Commercials Suck...

Unless they are as anticipated as the content on the Super Bowl.

The spots are so popular they are featured on the NBC website--Right next to "Matt Lauer interviews the President"

And on Hulu, NBC and News Corps co-owned TV and Movie content site, the same thing. Not to mention many other sites I found embedding the spots and allowing viewers to vote for their favorites.
Interactive, on-demand, and front and center. Hmmmm.

Wonder what might happen if there was an injection of "creative" in radio spot creative--good writing, multiple voices, real sound effects, and no zaps and explosions. Afterall, commercials take up, in most cases, at least 20% of every hour.

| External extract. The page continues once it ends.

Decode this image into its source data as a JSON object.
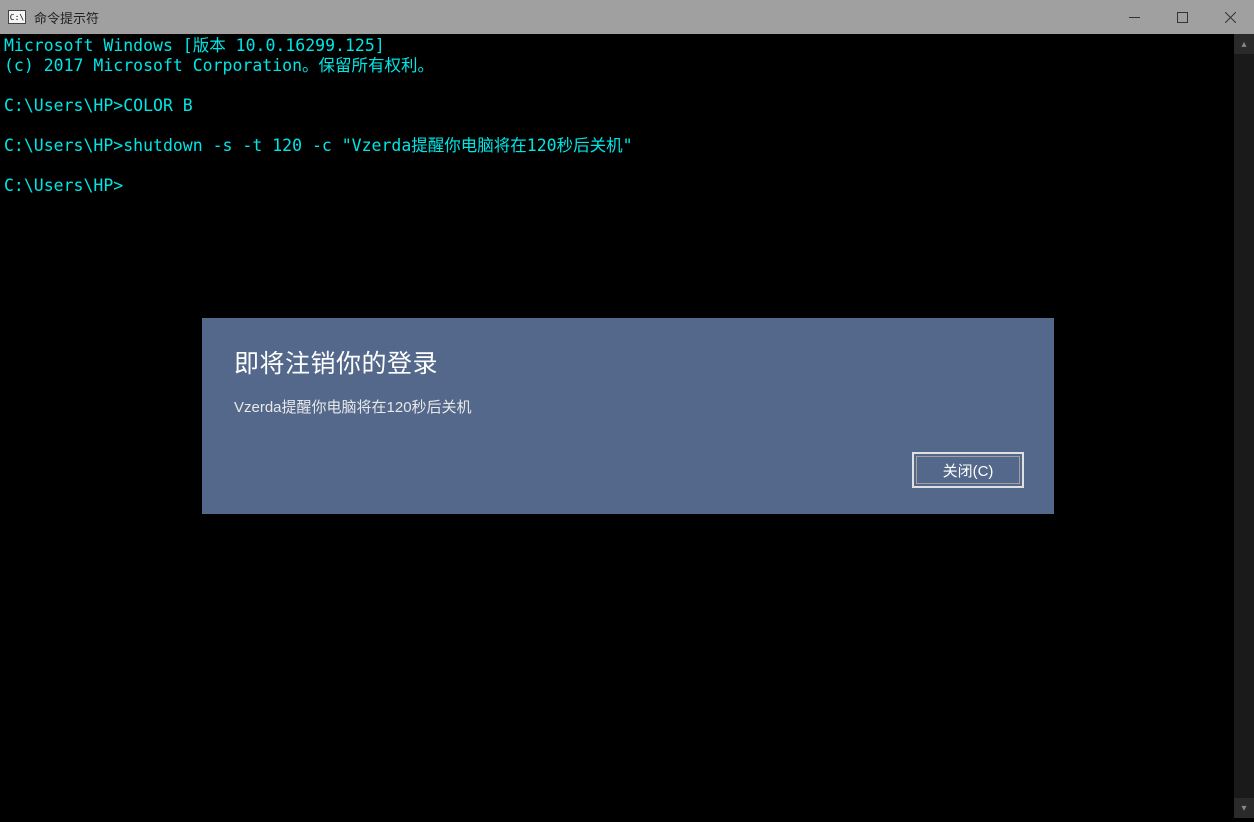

Are there ANY spots on your station you would place on your website with a big sign saying, "listen to me?"


Anonymous said...

I would agree with this assessment. Why not put a station giveaway or promo up on the website? The listener gets to hear why they need to listen to your station, plus you can draw in potential listeners with proper imaging. With the advent of online listening through iPhone, Blackberry, and smart-phone apps, some content may be omitted due to regulations.

Harve, how near or far in the future do you think that online listenership should factor into ratings?

Jeff Schmidt said...

To be fair - the SB is the ONLY time all year that commercials are received this way.

So maybe a more relevant question would be - what event(s) is your station(s) creating that are so exciting & special that the commercial sponsorships could be made an anticipated part of the entertainment?

HARVE ALAN said...

Jeff, that is a terrific question and your point is correct. The SB is a special event and the spots rise to that occasion. Knowing all that I chose to use the event to make my point--with 20% of every hour commercial content we need to pay more attention to the quality of the commercials.

And to Anon...No reason not to put promos, etc. on the website. Yes, licensing will be an issue in certain circumstances. As things develop I would hope some of those deals will get resolved. Combining on-line listenership will be an issue for the foreseeable future if the content is not 100% duplicated. Arbitron's policy on this is correct. Since ratings are used to set ad rates (and programming success of course)it would be improper to combine streams that air separate commercials. If the content is 100% duplicated, then Arbitron would allow the audiences to be combined.